    Well, you left out pitch-calling/rapport with the pitchers, and that’s a key to having an effective pitching staff. Grandal’s personality rubbed some Padres pitchers the wrong way, and has already gotten Kershaw to ask for Ellis. I don’t know if he can adjust his “bedside manner” since neither can doctors. Given the severity of his knee injury, he’ll have to move from catching anyway, and can hold 1B after 2018 when Adrian’s contract runs out.

    It’s not so much letting Grandal go cheap, but that Obtaining Kemp was the absolute pivot point for AJ Preller’s off-season moves. Kemp signaled a huge change, and without that move a lot of AJ’s other calls might have been put on hold or not answered.
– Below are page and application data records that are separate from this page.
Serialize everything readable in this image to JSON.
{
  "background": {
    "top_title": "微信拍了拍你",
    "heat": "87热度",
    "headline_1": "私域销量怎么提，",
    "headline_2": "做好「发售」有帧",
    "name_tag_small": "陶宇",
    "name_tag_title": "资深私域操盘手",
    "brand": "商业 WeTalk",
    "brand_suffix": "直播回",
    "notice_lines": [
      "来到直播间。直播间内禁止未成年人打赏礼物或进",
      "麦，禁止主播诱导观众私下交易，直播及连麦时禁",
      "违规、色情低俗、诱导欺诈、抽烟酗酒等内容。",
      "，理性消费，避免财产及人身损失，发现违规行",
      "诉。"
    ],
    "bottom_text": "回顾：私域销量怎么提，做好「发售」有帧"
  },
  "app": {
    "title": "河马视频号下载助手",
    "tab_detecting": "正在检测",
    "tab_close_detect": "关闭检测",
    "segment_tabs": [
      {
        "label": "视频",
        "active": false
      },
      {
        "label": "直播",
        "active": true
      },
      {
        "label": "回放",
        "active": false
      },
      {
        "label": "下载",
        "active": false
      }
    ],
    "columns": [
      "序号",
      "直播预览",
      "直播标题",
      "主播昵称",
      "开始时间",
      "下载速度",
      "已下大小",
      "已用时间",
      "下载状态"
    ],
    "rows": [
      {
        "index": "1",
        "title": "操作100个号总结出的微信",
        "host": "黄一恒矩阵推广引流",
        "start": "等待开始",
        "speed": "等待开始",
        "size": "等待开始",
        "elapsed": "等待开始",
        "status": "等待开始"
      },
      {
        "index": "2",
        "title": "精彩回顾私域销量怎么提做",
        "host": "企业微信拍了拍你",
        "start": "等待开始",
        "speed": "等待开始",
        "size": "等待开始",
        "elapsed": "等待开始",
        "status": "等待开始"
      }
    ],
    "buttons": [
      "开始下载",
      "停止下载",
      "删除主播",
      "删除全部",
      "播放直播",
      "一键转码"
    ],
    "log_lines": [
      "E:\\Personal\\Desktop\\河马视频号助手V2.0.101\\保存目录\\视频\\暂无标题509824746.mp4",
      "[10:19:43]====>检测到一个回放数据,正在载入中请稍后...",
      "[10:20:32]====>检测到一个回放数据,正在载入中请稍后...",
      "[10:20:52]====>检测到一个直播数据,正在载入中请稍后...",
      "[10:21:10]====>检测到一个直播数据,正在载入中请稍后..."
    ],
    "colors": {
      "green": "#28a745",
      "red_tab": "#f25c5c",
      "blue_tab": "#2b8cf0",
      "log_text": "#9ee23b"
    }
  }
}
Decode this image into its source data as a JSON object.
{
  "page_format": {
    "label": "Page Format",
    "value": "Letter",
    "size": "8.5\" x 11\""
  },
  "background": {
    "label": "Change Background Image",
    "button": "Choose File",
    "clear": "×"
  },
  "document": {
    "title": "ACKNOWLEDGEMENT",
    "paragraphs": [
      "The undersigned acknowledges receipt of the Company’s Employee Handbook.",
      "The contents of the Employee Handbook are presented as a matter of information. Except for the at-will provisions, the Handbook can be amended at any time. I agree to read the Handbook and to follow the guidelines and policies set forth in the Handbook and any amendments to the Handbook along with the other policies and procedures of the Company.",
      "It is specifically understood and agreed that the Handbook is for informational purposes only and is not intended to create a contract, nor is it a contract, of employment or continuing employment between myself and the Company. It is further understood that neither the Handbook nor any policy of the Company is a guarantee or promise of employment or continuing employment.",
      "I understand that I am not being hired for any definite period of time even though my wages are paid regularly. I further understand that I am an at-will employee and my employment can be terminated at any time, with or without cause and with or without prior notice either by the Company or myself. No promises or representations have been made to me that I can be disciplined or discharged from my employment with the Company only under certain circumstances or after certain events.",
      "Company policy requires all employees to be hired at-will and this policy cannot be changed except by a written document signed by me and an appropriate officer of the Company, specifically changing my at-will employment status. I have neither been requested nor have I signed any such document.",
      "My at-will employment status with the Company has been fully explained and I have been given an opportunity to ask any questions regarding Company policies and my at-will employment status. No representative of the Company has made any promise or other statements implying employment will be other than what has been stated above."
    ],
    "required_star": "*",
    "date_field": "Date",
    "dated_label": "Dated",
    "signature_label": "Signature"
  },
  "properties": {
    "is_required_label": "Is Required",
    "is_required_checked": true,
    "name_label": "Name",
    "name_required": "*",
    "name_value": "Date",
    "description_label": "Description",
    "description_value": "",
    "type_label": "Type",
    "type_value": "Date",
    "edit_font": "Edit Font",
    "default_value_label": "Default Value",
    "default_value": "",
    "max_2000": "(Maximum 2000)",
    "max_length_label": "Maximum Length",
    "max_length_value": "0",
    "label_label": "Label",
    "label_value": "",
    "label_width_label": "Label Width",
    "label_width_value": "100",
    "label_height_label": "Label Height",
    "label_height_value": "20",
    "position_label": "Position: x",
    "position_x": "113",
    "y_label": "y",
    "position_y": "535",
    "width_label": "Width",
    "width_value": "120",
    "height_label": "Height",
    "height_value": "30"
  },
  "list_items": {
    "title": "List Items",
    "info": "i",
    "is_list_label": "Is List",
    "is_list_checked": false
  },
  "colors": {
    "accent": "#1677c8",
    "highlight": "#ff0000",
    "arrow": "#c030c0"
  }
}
With Kemp, the team got a personality transplant – and legitimacy. It’s hard to put a price tag on that, but with Hedges in the wings, Grandal was part of the price.

    • Those are fair points, of course, but I don’t necessarily buy either of them.

      I still don’t see why the Padres needed Kemp to acquire Upton or Kimbrel or anyone, and I think the team would’ve been better off with Grandal behind the plate, Hahn in the rotation, and, let’s say, Upton and Myers in the corners with a legit defender in center.

  • Tom Waits

    Grandal’s relationship with the pitchers seems like a grain of sand that people transpose into an oyster. Pitchers always want the best glove back there, just like they want the best possible defense behind them, even if it means they don’t get as much run support. It’s the manager’s job to handle that stuff. It just so happened that Rivera hit last year and Alonso got hurt, so Black had little reason to force the issue.

    I doubt Hedges was any part of the calculation. Preller was ready to move him in the right deal, and for a couple of years Hedges hadn’t hit , which was the skill Preller sought the most.

    I also doubt that other GMs would ignore Preller without the Kemp deal. He offers Fried plus for Upton, Hart takes that call at 3 am. He offers Hahn plus to a team that lost Lester and traded the Shark, Beane gets up from dinner with his family.

    I wasn’t violently against the Kemp deal, and I hope he (and Myers) hit enough to outweigh their comedic defensive work. But as Dustin points out, there were other ways to make the Padres competitive.